It’s not mobile friendly

While mobile friendliness is also key to user friendliness, we feel it deserves its own section. Over half of the world’s web traffic now comes from mobile devices, so a mobile-friendly website is crucial for any business wanting to reach today’s consumers—especially travel consumers.

Take a look at your property’s website on your mobile phone. Does it load quickly? Is it easy to read and navigate? How easy is it to make an online booking? If you’re met with distorted layouts, tiny text and hard-to-click links, your website is likely losing mobile customers faster than it loads. Without question, it’s time for a responsive design.

A responsive design will ensure your website looks great and works well on all devices, from desktop computers to smartphones. A website built with responsive design features coding that enables it to detect the device it is being viewed on and automatically adapt to the screen properties of that device to deliver the best user experience.

It’s hard to update

Keeping website content fresh is key to getting found on search engines and staying relevant to consumers. An important part of any SEO (search engine optimization) strategy, frequently updated content indicates to search engines that your site is current.

Lodging operators should be updating descriptions and images regularly as seasons and packages change, for example.

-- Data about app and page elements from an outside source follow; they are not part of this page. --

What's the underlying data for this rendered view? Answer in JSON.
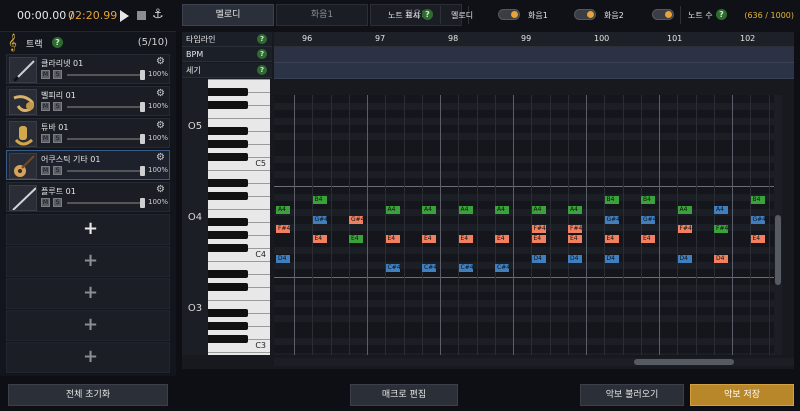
{
  "transport": {
    "current_time": "00:00.00 /",
    "total_time": "02:20.99"
  },
  "tracks": {
    "label": "트랙",
    "count": "(5/10)",
    "items": [
      {
        "name": "클라리넷 01",
        "volume": "100%"
      },
      {
        "name": "벨피리 01",
        "volume": "100%"
      },
      {
        "name": "튜바 01",
        "volume": "100%"
      },
      {
        "name": "어쿠스틱 기타 01",
        "volume": "100%"
      },
      {
        "name": "플루트 01",
        "volume": "100%"
      }
    ],
    "mute_label": "M",
    "solo_label": "S"
  },
  "tabs": [
    "멜로디",
    "화음1",
    "화음2"
  ],
  "options": {
    "note_display": "노트 표시",
    "melody": "멜로디",
    "harmony1": "화음1",
    "harmony2": "화음2",
    "note_count_label": "노트 수",
    "note_count": "(636 / 1000)"
  },
  "editor": {
    "rows": [
      "타임라인",
      "BPM",
      "세기"
    ],
    "bars": [
      "96",
      "97",
      "98",
      "99",
      "100",
      "101",
      "102"
    ],
    "octaves": [
      "O5",
      "O4",
      "O3"
    ],
    "c_labels": [
      "C5",
      "C4",
      "C3"
    ]
  },
  "notes": [
    {
      "t": "A4",
      "c": "g",
      "x": 0,
      "r": 0
    },
    {
      "t": "F#4",
      "c": "r",
      "x": 0,
      "r": 2
    },
    {
      "t": "D4",
      "c": "b",
      "x": 0,
      "r": 5
    },
    {
      "t": "B4",
      "c": "g",
      "x": 1,
      "r": -1
    },
    {
      "t": "G#4",
      "c": "b",
      "x": 1,
      "r": 1
    },
    {
      "t": "E4",
      "c": "r",
      "x": 1,
      "r": 3
    },
    {
      "t": "G#4",
      "c": "r",
      "x": 2,
      "r": 1
    },
    {
      "t": "E4",
      "c": "g",
      "x": 2,
      "r": 3
    },
    {
      "t": "A4",
      "c": "g",
      "x": 3,
      "r": 0
    },
    {
      "t": "E4",
      "c": "r",
      "x": 3,
      "r": 3
    },
    {
      "t": "C#4",
      "c": "b",
      "x": 3,
      "r": 6
    },
    {
      "t": "A4",
      "c": "g",
      "x": 4,
      "r": 0
    },
    {
      "t": "E4",
      "c": "r",
      "x": 4,
      "r": 3
    },
    {
      "t": "C#4",
      "c": "b",
      "x": 4,
      "r": 6
    },
    {
      "t": "A4",
      "c": "g",
      "x": 5,
      "r": 0
    },
    {
      "t": "E4",
      "c": "r",
      "x": 5,
      "r": 3
    },
    {
      "t": "C#4",
      "c": "b",
      "x": 5,
      "r": 6
    },
    {
      "t": "A4",
      "c": "g",
      "x": 6,
      "r": 0
    },
    {
      "t": "E4",
      "c": "r",
      "x": 6,
      "r": 3
    },
    {
      "t": "C#4",
      "c": "b",
      "x": 6,
      "r": 6
    },
    {
      "t": "A4",
      "c": "g",
      "x": 7,
      "r": 0
    },
    {
      "t": "F#4",
      "c": "r",
      "x": 7,
      "r": 2
    },
    {
      "t": "E4",
      "c": "r",
      "x": 7,
      "r": 3
    },
    {
      "t": "D4",
      "c": "b",
      "x": 7,
      "r": 5
    },
    {
      "t": "A4",
      "c": "g",
      "x": 8,
      "r": 0
    },
    {
      "t": "F#4",
      "c": "r",
      "x": 8,
      "r": 2
    },
    {
      "t": "E4",
      "c": "r",
      "x": 8,
      "r": 3
    },
    {
      "t": "D4",
      "c": "b",
      "x": 8,
      "r": 5
    },
    {
      "t": "B4",
      "c": "g",
      "x": 9,
      "r": -1
    },
    {
      "t": "G#4",
      "c": "b",
      "x": 9,
      "r": 1
    },
    {
      "t": "E4",
      "c": "r",
      "x": 9,
      "r": 3
    },
    {
      "t": "D4",
      "c": "b",
      "x": 9,
      "r": 5
    },
    {
      "t": "B4",
      "c": "g",
      "x": 10,
      "r": -1
    },
    {
      "t": "G#4",
      "c": "b",
      "x": 10,
      "r": 1
    },
    {
      "t": "E4",
      "c": "r",
      "x": 10,
      "r": 3
    },
    {
      "t": "A4",
      "c": "g",
      "x": 11,
      "r": 0
    },
    {
      "t": "F#4",
      "c": "r",
      "x": 11,
      "r": 2
    },
    {
      "t": "D4",
      "c": "b",
      "x": 11,
      "r": 5
    },
    {
      "t": "A4",
      "c": "b",
      "x": 12,
      "r": 0
    },
    {
      "t": "F#4",
      "c": "g",
      "x": 12,
      "r": 2
    },
    {
      "t": "D4",
      "c": "r",
      "x": 12,
      "r": 5
    },
    {
      "t": "B4",
      "c": "g",
      "x": 13,
      "r": -1
    },
    {
      "t": "G#4",
      "c": "b",
      "x": 13,
      "r": 1
    },
    {
      "t": "E4",
      "c": "r",
      "x": 13,
      "r": 3
    }
  ],
  "bottom": {
    "reset": "전체 초기화",
    "macro": "매크로 편집",
    "load": "악보 불러오기",
    "save": "악보 저장"
  }
}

As the COVID-19 situation rapidly unfolded, many hoteliers had to update their websites to reflect changes in policies, temporary closures, service restrictions, and so on—and many had to turn to their website designers for help with this.

Updating text and images on your website should be simple enough to complete yourself. If your website doesn’t include a user-friendly content management system (CMS) that allows you to log into the back-end of your site to easily edit content as needed, it’s time to get one that does.

With a proven CMS like WordPress, anyone can make simple updates to their website content without any knowledge of coding or web design. The ability to make quick, simple updates yourself instead of having to pay and wait for your web designer to do it gives you more control over your website and budget, making a redesign well worth it.

It’s not getting results

All businesses should be using an analytics tool like Google Analytics to track traffic and other website statistics that help guide digital strategy going forward. If the numbers show that site traffic and/or conversions are steadily low or trending downward, an urgent change is required.

How does your website compare to your local competition? Your website should look just as great as your competitors’, if not better, but it’s also important to keep an eye on how well your website ranks among your competitors on search engine results pages.

The whole purpose of your property’s website is to expand your customer base, so if your site is performing poorly, it’s high time for a redesign.

If your hotel website exhibits any of the above warning signs, the time for a redesign is now. Like any major renovation, the idea of a website redesign can be intimidating at first, but a professionally managed redesign is an exciting and enjoyable process—and doesn’t have to cost an arm and a leg. Contact us for a no-obligation chat about how we can help your property come out of this crisis with a winning website.